Thomas Malkin was a co-editor of Progress in the chemistry of fats and other lipids, Pergamon Press He authored a chapter, “The polymorphism of gylcerides” (vol. 2 pp. 1-50 21, 1954). Malkin passed away in 1961. Volume 3, 1963 contains a bio and a list of his publications. pp Ix –xiii.
E.S. Lutton (1911-2005) was a contemporary of A.E. Bailey who authored the book “Melting and Solidification of Fats” Interscience Publishers, New York, 1950. This work is still an invaluable resource for the lipid chemist. Bailey acknowledged Lutton: “who most generously went over all the chapters and not only eliminated numerous errors in the original draft but contributed many valuable original suggestions.” Upon publication, Bailey sent Lutton a copy with the inscription, “Here’s a copy of the book we wrote. Hope you like it, Ed Bailey.”
In This Section
- Alton E. Bailey (1907-1953)
- Stephen S. Chang (1918-1996)
- Michel Eugène Chevreul (1786-1889)
- Herbert Dutton (1914-2006)
- Eddy W. Eckey, Father of directed Interesterification (1902-1989)
- Edwin (Ed) Frankel (1928-2019)
- Thomas Percy Hilditch (1886-1965)
- Ralph Theodore Holman (1918 - 2012)
- George S. Jamieson (1879–1959)
- Percy Lavon Julian (1899-1975)
- Hans Paul Kaufmann (1889-1971)
- David Kritchevsky (1920 to 2006)
- Hippolyte Mège (1817-1880)
- Virgil C. Mehlenbacher (1901-1992)
- Wilhelm Normann (1870-1939)
- Hermann Pardun (1908-2009)
- Paul Karl Stumpf (1919-2007)
- Ernst Twitchell (1863-1929)
- David Wesson (1861-1934)
- Harvey W. Wiley (1844-1930)
- Hermann Bollmann (1880-1934), Bruno Rewald (1882-1947), Heinrich Buer (1875-1962), Stroud Jordan (1885-1947), Percy Julian (1899-1975), Joseph Eichberg (1906-1997)
- John C. Cowan (1911-1991)
- Artemy A. Horvath (1886-1979)
- T.M. Malkin (1879-1961) and E.S. Lutton (1911-2005)
- Wilhelm Heintz (1817-1880)
- Cyril D. Evans (1909-1979)

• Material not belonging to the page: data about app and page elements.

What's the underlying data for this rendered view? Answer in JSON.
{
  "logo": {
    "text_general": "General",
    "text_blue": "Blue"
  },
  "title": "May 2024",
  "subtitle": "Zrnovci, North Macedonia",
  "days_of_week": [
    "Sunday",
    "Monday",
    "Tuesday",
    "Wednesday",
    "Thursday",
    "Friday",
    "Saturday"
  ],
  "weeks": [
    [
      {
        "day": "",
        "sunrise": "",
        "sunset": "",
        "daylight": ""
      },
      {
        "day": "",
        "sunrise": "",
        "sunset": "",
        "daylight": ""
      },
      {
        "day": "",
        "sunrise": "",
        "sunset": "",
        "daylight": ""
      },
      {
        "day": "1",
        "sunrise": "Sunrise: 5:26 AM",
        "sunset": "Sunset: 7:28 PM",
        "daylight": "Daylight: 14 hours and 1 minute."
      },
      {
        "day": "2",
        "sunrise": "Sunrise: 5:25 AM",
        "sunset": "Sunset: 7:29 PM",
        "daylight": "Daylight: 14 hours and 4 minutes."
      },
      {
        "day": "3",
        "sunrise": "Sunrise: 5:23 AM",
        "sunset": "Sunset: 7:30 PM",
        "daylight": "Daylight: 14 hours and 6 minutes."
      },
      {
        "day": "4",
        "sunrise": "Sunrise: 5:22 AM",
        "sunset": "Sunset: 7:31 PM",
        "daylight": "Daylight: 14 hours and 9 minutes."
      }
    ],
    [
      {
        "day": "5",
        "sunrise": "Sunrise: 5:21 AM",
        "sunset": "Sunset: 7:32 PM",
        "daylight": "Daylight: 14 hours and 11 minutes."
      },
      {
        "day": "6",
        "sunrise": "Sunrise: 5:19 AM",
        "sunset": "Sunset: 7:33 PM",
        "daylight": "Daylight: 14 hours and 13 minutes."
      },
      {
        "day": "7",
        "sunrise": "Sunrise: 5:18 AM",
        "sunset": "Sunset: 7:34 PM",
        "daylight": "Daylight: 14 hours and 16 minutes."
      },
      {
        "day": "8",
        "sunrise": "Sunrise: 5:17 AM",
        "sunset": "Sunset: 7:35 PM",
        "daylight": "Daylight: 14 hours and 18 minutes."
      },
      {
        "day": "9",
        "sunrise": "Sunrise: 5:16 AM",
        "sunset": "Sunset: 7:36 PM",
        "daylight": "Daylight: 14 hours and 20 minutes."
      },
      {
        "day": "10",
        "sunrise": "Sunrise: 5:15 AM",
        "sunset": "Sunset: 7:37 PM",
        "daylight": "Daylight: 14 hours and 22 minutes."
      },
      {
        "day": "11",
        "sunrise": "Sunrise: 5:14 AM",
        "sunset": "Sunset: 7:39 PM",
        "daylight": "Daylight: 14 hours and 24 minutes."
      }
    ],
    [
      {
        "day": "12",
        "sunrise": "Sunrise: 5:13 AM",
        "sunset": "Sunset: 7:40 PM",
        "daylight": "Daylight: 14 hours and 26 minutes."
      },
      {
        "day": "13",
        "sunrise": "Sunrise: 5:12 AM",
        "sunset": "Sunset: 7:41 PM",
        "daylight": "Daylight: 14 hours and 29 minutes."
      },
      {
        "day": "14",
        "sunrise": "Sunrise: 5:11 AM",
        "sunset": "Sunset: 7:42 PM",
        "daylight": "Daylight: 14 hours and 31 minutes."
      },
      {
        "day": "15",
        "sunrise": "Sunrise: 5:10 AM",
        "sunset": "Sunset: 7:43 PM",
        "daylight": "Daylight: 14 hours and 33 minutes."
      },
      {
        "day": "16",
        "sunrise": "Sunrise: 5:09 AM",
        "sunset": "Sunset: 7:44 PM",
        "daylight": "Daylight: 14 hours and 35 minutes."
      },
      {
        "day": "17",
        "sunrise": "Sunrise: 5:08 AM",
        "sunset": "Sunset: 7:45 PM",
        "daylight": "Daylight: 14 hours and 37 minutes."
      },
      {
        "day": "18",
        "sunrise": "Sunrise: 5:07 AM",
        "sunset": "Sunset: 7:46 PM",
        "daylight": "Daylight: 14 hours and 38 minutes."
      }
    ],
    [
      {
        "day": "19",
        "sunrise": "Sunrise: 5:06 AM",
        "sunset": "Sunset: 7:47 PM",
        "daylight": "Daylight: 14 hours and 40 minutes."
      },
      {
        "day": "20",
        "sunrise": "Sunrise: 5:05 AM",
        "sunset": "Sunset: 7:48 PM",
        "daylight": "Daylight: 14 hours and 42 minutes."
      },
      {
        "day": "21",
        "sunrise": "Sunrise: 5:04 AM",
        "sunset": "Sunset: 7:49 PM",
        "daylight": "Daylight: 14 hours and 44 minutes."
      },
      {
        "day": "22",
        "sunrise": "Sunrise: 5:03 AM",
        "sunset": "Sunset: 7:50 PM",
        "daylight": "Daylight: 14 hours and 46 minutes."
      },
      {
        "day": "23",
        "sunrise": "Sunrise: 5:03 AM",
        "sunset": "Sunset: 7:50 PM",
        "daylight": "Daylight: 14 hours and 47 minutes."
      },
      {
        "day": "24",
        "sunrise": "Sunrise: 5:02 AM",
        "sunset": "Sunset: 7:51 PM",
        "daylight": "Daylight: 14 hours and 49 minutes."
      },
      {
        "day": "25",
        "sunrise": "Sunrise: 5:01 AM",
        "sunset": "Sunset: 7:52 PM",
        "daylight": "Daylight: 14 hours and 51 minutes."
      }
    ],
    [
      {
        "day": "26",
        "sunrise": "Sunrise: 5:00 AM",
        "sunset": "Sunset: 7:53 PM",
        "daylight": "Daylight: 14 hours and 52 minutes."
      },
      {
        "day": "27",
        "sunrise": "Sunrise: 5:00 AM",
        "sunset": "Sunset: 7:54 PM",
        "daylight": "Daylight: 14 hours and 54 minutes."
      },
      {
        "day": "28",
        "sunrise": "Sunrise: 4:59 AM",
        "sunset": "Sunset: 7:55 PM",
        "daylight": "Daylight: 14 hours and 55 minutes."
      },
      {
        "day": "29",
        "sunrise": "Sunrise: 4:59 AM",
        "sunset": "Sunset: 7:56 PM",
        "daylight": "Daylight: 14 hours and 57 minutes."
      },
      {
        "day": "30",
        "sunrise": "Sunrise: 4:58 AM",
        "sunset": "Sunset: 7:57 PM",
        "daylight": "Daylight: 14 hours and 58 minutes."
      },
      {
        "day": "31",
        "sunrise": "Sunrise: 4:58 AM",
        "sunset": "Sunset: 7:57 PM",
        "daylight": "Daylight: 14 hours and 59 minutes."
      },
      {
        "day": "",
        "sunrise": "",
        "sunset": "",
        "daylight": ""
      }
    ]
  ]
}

- Dr. Timothy Lee Mounts (1937-1997)
- Earl G. Hammond (1926-2017)
- Arthur Richard Baldwin (1918-2011)
- Thomas H.Applewhite (1924-2012)
- Arthur Richard Baldwin (1918-2011)